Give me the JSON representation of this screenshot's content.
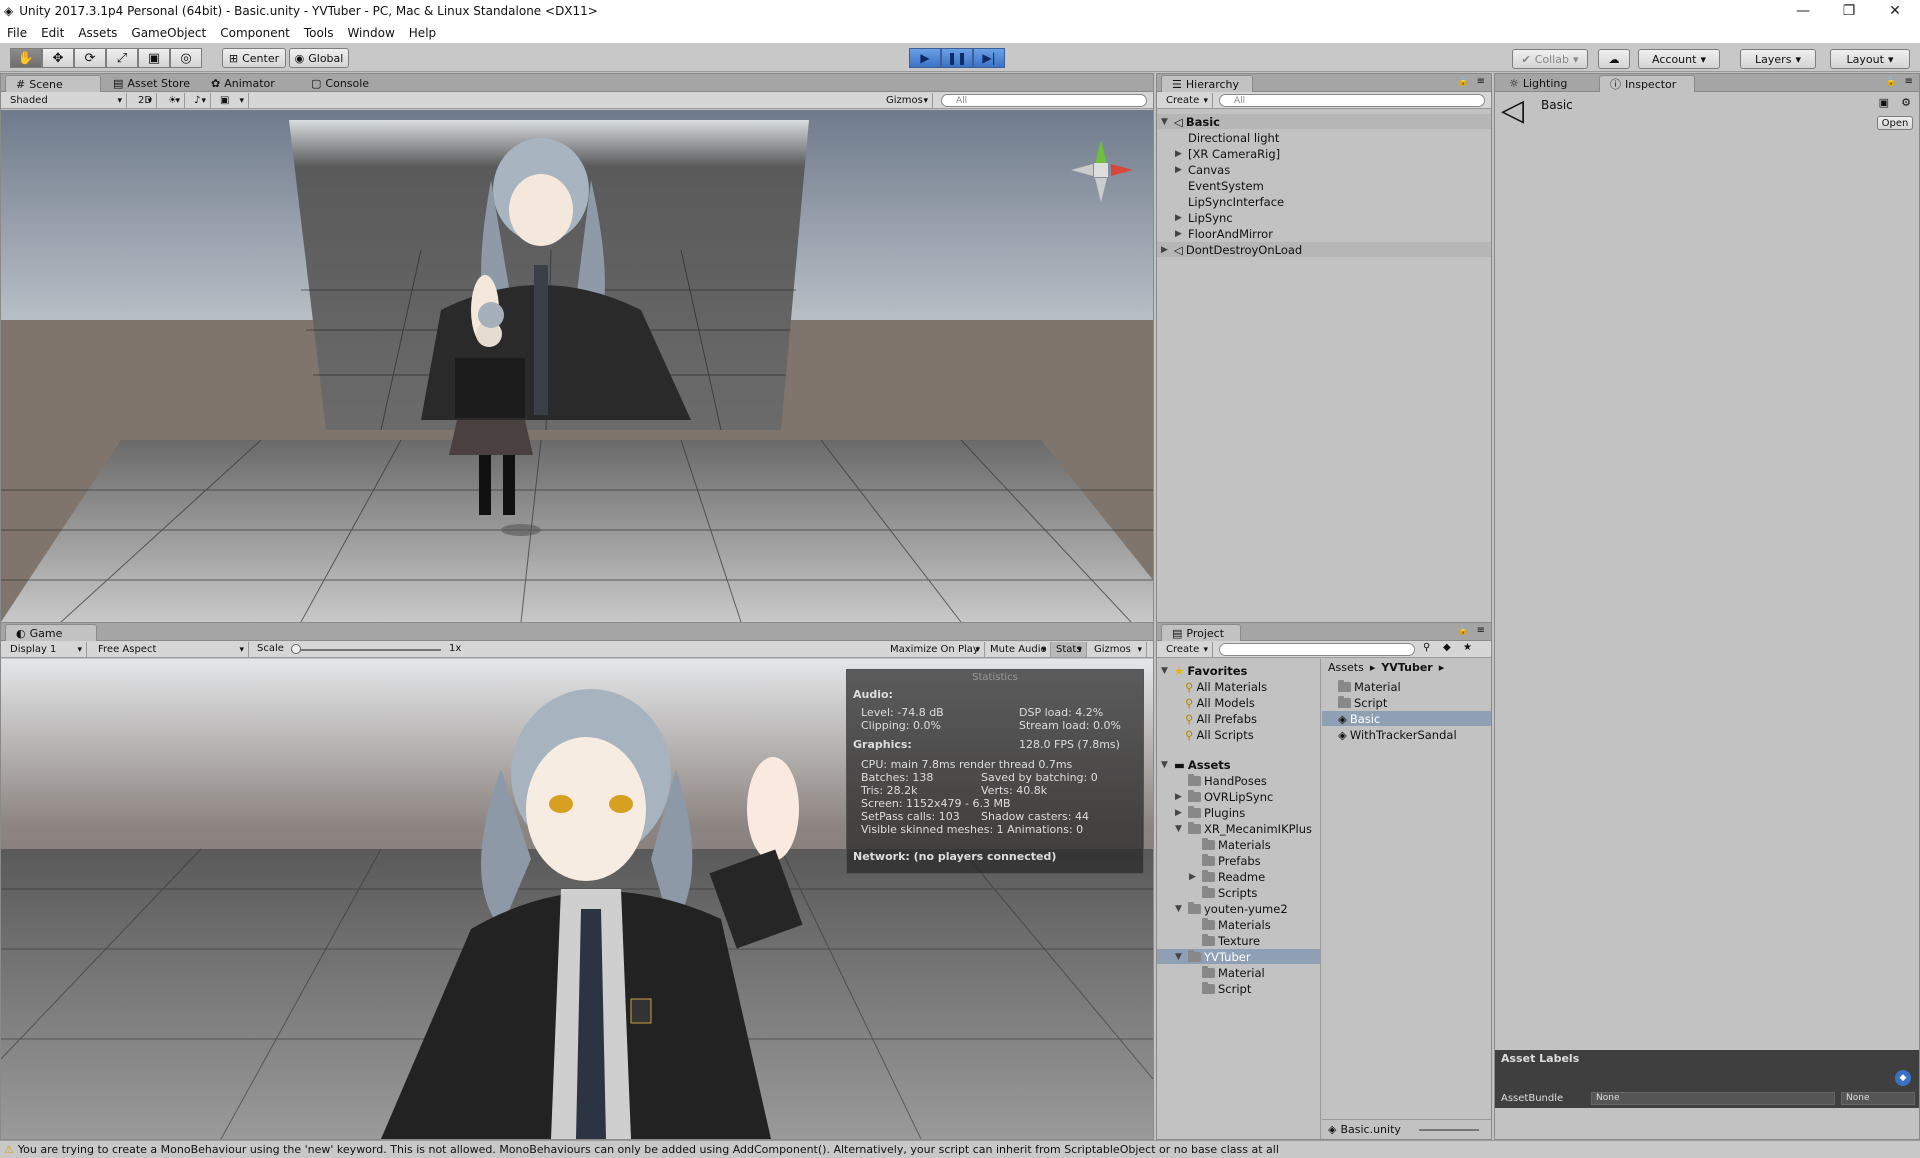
{
  "window": {
    "title": "Unity 2017.3.1p4 Personal (64bit) - Basic.unity - YVTuber - PC, Mac & Linux Standalone <DX11>",
    "minimize": "—",
    "restore": "❐",
    "close": "✕"
  },
  "menu": [
    "File",
    "Edit",
    "Assets",
    "GameObject",
    "Component",
    "Tools",
    "Window",
    "Help"
  ],
  "toolbar": {
    "pivot": "Center",
    "space": "Global",
    "collab": "Collab",
    "account": "Account",
    "layers": "Layers",
    "layout": "Layout"
  },
  "scene": {
    "tabs": [
      "Scene",
      "Asset Store",
      "Animator",
      "Console"
    ],
    "shading": "Shaded",
    "mode2d": "2D",
    "gizmos": "Gizmos",
    "search_placeholder": "All"
  },
  "game": {
    "tab": "Game",
    "display": "Display 1",
    "aspect": "Free Aspect",
    "scale_label": "Scale",
    "scale_value": "1x",
    "maximize": "Maximize On Play",
    "mute": "Mute Audio",
    "stats": "Stats",
    "gizmos": "Gizmos"
  },
  "statistics": {
    "title": "Statistics",
    "audio_heading": "Audio:",
    "level": "Level: -74.8 dB",
    "clipping": "Clipping: 0.0%",
    "dsp": "DSP load: 4.2%",
    "stream": "Stream load: 0.0%",
    "graphics_heading": "Graphics:",
    "fps": "128.0 FPS (7.8ms)",
    "cpu": "CPU: main 7.8ms  render thread 0.7ms",
    "batches": "Batches: 138",
    "saved": "Saved by batching: 0",
    "tris": "Tris: 28.2k",
    "verts": "Verts: 40.8k",
    "screen": "Screen: 1152x479 - 6.3 MB",
    "setpass": "SetPass calls: 103",
    "shadow": "Shadow casters: 44",
    "skinned": "Visible skinned meshes: 1  Animations: 0",
    "network": "Network: (no players connected)"
  },
  "hierarchy": {
    "tab": "Hierarchy",
    "create": "Create",
    "search_placeholder": "All",
    "items": [
      {
        "label": "Basic",
        "indent": 0,
        "arrow": "▼",
        "scene": true
      },
      {
        "label": "Directional light",
        "indent": 1,
        "arrow": ""
      },
      {
        "label": "[XR CameraRig]",
        "indent": 1,
        "arrow": "▶"
      },
      {
        "label": "Canvas",
        "indent": 1,
        "arrow": "▶"
      },
      {
        "label": "EventSystem",
        "indent": 1,
        "arrow": ""
      },
      {
        "label": "LipSyncInterface",
        "indent": 1,
        "arrow": ""
      },
      {
        "label": "LipSync",
        "indent": 1,
        "arrow": "▶"
      },
      {
        "label": "FloorAndMirror",
        "indent": 1,
        "arrow": "▶"
      },
      {
        "label": "DontDestroyOnLoad",
        "indent": 0,
        "arrow": "▶",
        "scene": true
      }
    ]
  },
  "project": {
    "tab": "Project",
    "create": "Create",
    "favorites_heading": "Favorites",
    "favorites": [
      "All Materials",
      "All Models",
      "All Prefabs",
      "All Scripts"
    ],
    "assets_heading": "Assets",
    "tree": [
      {
        "label": "HandPoses",
        "indent": 1,
        "arrow": ""
      },
      {
        "label": "OVRLipSync",
        "indent": 1,
        "arrow": "▶"
      },
      {
        "label": "Plugins",
        "indent": 1,
        "arrow": "▶"
      },
      {
        "label": "XR_MecanimIKPlus",
        "indent": 1,
        "arrow": "▼"
      },
      {
        "label": "Materials",
        "indent": 2,
        "arrow": ""
      },
      {
        "label": "Prefabs",
        "indent": 2,
        "arrow": ""
      },
      {
        "label": "Readme",
        "indent": 2,
        "arrow": "▶"
      },
      {
        "label": "Scripts",
        "indent": 2,
        "arrow": ""
      },
      {
        "label": "youten-yume2",
        "indent": 1,
        "arrow": "▼"
      },
      {
        "label": "Materials",
        "indent": 2,
        "arrow": ""
      },
      {
        "label": "Texture",
        "indent": 2,
        "arrow": ""
      },
      {
        "label": "YVTuber",
        "indent": 1,
        "arrow": "▼",
        "selected": true
      },
      {
        "label": "Material",
        "indent": 2,
        "arrow": ""
      },
      {
        "label": "Script",
        "indent": 2,
        "arrow": ""
      }
    ],
    "breadcrumb_root": "Assets",
    "breadcrumb_current": "YVTuber",
    "files": [
      {
        "label": "Material",
        "kind": "folder"
      },
      {
        "label": "Script",
        "kind": "folder"
      },
      {
        "label": "Basic",
        "kind": "scene",
        "selected": true
      },
      {
        "label": "WithTrackerSandal",
        "kind": "scene"
      }
    ],
    "footer_file": "Basic.unity"
  },
  "inspector": {
    "tabs": [
      "Lighting",
      "Inspector"
    ],
    "object_name": "Basic",
    "open_button": "Open",
    "asset_labels": "Asset Labels",
    "asset_bundle_label": "AssetBundle",
    "bundle_value": "None",
    "variant_value": "None"
  },
  "status": {
    "message": "You are trying to create a MonoBehaviour using the 'new' keyword.  This is not allowed.  MonoBehaviours can only be added using AddComponent().  Alternatively, your script can inherit from ScriptableObject or no base class at all"
  },
  "colors": {
    "play_accent": "#3c72c4",
    "selection": "#8fa0b5",
    "panel_bg": "#c2c2c2"
  }
}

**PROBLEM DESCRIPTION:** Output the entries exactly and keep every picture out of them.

**ANSWER BELOW:**
Give me the JSON representation of this screenshot's content.
{
  "window": {
    "title": "Unity 2017.3.1p4 Personal (64bit) - Basic.unity - YVTuber - PC, Mac & Linux Standalone <DX11>",
    "minimize": "—",
    "restore": "❐",
    "close": "✕"
  },
  "menu": [
    "File",
    "Edit",
    "Assets",
    "GameObject",
    "Component",
    "Tools",
    "Window",
    "Help"
  ],
  "toolbar": {
    "pivot": "Center",
    "space": "Global",
    "collab": "Collab",
    "account": "Account",
    "layers": "Layers",
    "layout": "Layout"
  },
  "scene": {
    "tabs": [
      "Scene",
      "Asset Store",
      "Animator",
      "Console"
    ],
    "shading": "Shaded",
    "mode2d": "2D",
    "gizmos": "Gizmos",
    "search_placeholder": "All"
  },
  "game": {
    "tab": "Game",
    "display": "Display 1",
    "aspect": "Free Aspect",
    "scale_label": "Scale",
    "scale_value": "1x",
    "maximize": "Maximize On Play",
    "mute": "Mute Audio",
    "stats": "Stats",
    "gizmos": "Gizmos"
  },
  "statistics": {
    "title": "Statistics",
    "audio_heading": "Audio:",
    "level": "Level: -74.8 dB",
    "clipping": "Clipping: 0.0%",
    "dsp": "DSP load: 4.2%",
    "stream": "Stream load: 0.0%",
    "graphics_heading": "Graphics:",
    "fps": "128.0 FPS (7.8ms)",
    "cpu": "CPU: main 7.8ms  render thread 0.7ms",
    "batches": "Batches: 138",
    "saved": "Saved by batching: 0",
    "tris": "Tris: 28.2k",
    "verts": "Verts: 40.8k",
    "screen": "Screen: 1152x479 - 6.3 MB",
    "setpass": "SetPass calls: 103",
    "shadow": "Shadow casters: 44",
    "skinned": "Visible skinned meshes: 1  Animations: 0",
    "network": "Network: (no players connected)"
  },
  "hierarchy": {
    "tab": "Hierarchy",
    "create": "Create",
    "search_placeholder": "All",
    "items": [
      {
        "label": "Basic",
        "indent": 0,
        "arrow": "▼",
        "scene": true
      },
      {
        "label": "Directional light",
        "indent": 1,
        "arrow": ""
      },
      {
        "label": "[XR CameraRig]",
        "indent": 1,
        "arrow": "▶"
      },
      {
        "label": "Canvas",
        "indent": 1,
        "arrow": "▶"
      },
      {
        "label": "EventSystem",
        "indent": 1,
        "arrow": ""
      },
      {
        "label": "LipSyncInterface",
        "indent": 1,
        "arrow": ""
      },
      {
        "label": "LipSync",
        "indent": 1,
        "arrow": "▶"
      },
      {
        "label": "FloorAndMirror",
        "indent": 1,
        "arrow": "▶"
      },
      {
        "label": "DontDestroyOnLoad",
        "indent": 0,
        "arrow": "▶",
        "scene": true
      }
    ]
  },
  "project": {
    "tab": "Project",
    "create": "Create",
    "favorites_heading": "Favorites",
    "favorites": [
      "All Materials",
      "All Models",
      "All Prefabs",
      "All Scripts"
    ],
    "assets_heading": "Assets",
    "tree": [
      {
        "label": "HandPoses",
        "indent": 1,
        "arrow": ""
      },
      {
        "label": "OVRLipSync",
        "indent": 1,
        "arrow": "▶"
      },
      {
        "label": "Plugins",
        "indent": 1,
        "arrow": "▶"
      },
      {
        "label": "XR_MecanimIKPlus",
        "indent": 1,
        "arrow": "▼"
      },
      {
        "label": "Materials",
        "indent": 2,
        "arrow": ""
      },
      {
        "label": "Prefabs",
        "indent": 2,
        "arrow": ""
      },
      {
        "label": "Readme",
        "indent": 2,
        "arrow": "▶"
      },
      {
        "label": "Scripts",
        "indent": 2,
        "arrow": ""
      },
      {
        "label": "youten-yume2",
        "indent": 1,
        "arrow": "▼"
      },
      {
        "label": "Materials",
        "indent": 2,
        "arrow": ""
      },
      {
        "label": "Texture",
        "indent": 2,
        "arrow": ""
      },
      {
        "label": "YVTuber",
        "indent": 1,
        "arrow": "▼",
        "selected": true
      },
      {
        "label": "Material",
        "indent": 2,
        "arrow": ""
      },
      {
        "label": "Script",
        "indent": 2,
        "arrow": ""
      }
    ],
    "breadcrumb_root": "Assets",
    "breadcrumb_current": "YVTuber",
    "files": [
      {
        "label": "Material",
        "kind": "folder"
      },
      {
        "label": "Script",
        "kind": "folder"
      },
      {
        "label": "Basic",
        "kind": "scene",
        "selected": true
      },
      {
        "label": "WithTrackerSandal",
        "kind": "scene"
      }
    ],
    "footer_file": "Basic.unity"
  },
  "inspector": {
    "tabs": [
      "Lighting",
      "Inspector"
    ],
    "object_name": "Basic",
    "open_button": "Open",
    "asset_labels": "Asset Labels",
    "asset_bundle_label": "AssetBundle",
    "bundle_value": "None",
    "variant_value": "None"
  },
  "status": {
    "message": "You are trying to create a MonoBehaviour using the 'new' keyword.  This is not allowed.  MonoBehaviours can only be added using AddComponent().  Alternatively, your script can inherit from ScriptableObject or no base class at all"
  },
  "colors": {
    "play_accent": "#3c72c4",
    "selection": "#8fa0b5",
    "panel_bg": "#c2c2c2"
  }
}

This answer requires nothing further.